Problem to work on >> Scan the records below for the string "clock" and return every line where it appears.
** Opening Provided entries block **
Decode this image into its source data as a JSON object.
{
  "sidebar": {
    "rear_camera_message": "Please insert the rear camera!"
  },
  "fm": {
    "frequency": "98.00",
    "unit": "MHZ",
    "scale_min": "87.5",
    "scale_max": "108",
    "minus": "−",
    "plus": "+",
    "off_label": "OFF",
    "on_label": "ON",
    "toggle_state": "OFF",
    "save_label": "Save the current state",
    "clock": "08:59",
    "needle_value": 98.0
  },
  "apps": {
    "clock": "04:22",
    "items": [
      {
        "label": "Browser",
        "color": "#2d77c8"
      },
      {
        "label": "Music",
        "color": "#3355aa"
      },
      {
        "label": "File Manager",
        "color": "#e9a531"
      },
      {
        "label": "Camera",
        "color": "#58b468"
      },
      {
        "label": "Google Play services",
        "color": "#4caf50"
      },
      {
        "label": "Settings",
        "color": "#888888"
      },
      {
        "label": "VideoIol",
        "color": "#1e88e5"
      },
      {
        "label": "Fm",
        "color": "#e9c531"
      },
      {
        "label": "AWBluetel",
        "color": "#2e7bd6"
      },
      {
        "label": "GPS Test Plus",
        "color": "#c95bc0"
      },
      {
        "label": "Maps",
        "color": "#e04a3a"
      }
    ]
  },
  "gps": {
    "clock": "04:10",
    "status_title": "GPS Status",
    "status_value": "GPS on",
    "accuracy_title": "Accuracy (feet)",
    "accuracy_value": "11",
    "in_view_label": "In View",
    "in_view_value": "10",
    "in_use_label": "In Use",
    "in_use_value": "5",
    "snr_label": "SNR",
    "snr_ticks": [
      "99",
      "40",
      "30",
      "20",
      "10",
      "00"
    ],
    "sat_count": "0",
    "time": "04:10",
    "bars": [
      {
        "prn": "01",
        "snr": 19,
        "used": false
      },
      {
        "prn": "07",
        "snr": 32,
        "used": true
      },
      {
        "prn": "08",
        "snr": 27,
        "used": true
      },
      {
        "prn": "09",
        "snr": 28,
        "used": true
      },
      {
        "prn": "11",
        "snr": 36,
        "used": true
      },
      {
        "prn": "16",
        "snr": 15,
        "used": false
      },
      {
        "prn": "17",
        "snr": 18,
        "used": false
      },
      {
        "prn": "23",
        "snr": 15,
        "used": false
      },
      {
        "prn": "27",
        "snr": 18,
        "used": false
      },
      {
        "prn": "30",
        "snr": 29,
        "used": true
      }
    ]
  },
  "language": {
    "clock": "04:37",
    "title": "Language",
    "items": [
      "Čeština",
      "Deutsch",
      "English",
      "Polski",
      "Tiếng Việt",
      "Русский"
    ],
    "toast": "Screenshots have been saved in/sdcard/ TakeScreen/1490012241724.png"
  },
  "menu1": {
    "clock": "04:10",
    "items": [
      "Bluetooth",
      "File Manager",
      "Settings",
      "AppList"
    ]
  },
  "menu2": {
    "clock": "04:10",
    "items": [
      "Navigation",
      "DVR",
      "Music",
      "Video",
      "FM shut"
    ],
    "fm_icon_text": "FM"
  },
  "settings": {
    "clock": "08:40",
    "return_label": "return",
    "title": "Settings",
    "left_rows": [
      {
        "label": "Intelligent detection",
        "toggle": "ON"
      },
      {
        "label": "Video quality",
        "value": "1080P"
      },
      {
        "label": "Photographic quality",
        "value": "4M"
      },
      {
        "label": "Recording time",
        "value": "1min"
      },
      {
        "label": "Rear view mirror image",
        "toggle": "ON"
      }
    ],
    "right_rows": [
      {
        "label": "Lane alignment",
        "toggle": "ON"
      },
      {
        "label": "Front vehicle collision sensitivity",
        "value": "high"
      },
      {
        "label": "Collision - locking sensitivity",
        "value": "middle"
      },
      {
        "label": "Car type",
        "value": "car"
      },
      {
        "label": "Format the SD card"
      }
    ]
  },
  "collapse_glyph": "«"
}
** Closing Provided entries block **
Reply to the exercise >>
    "clock": "08:59",
    "clock": "04:22",
    "clock": "04:10",
    "clock": "04:37",
    "clock": "04:10",
    "clock": "04:10",
    "clock": "08:40",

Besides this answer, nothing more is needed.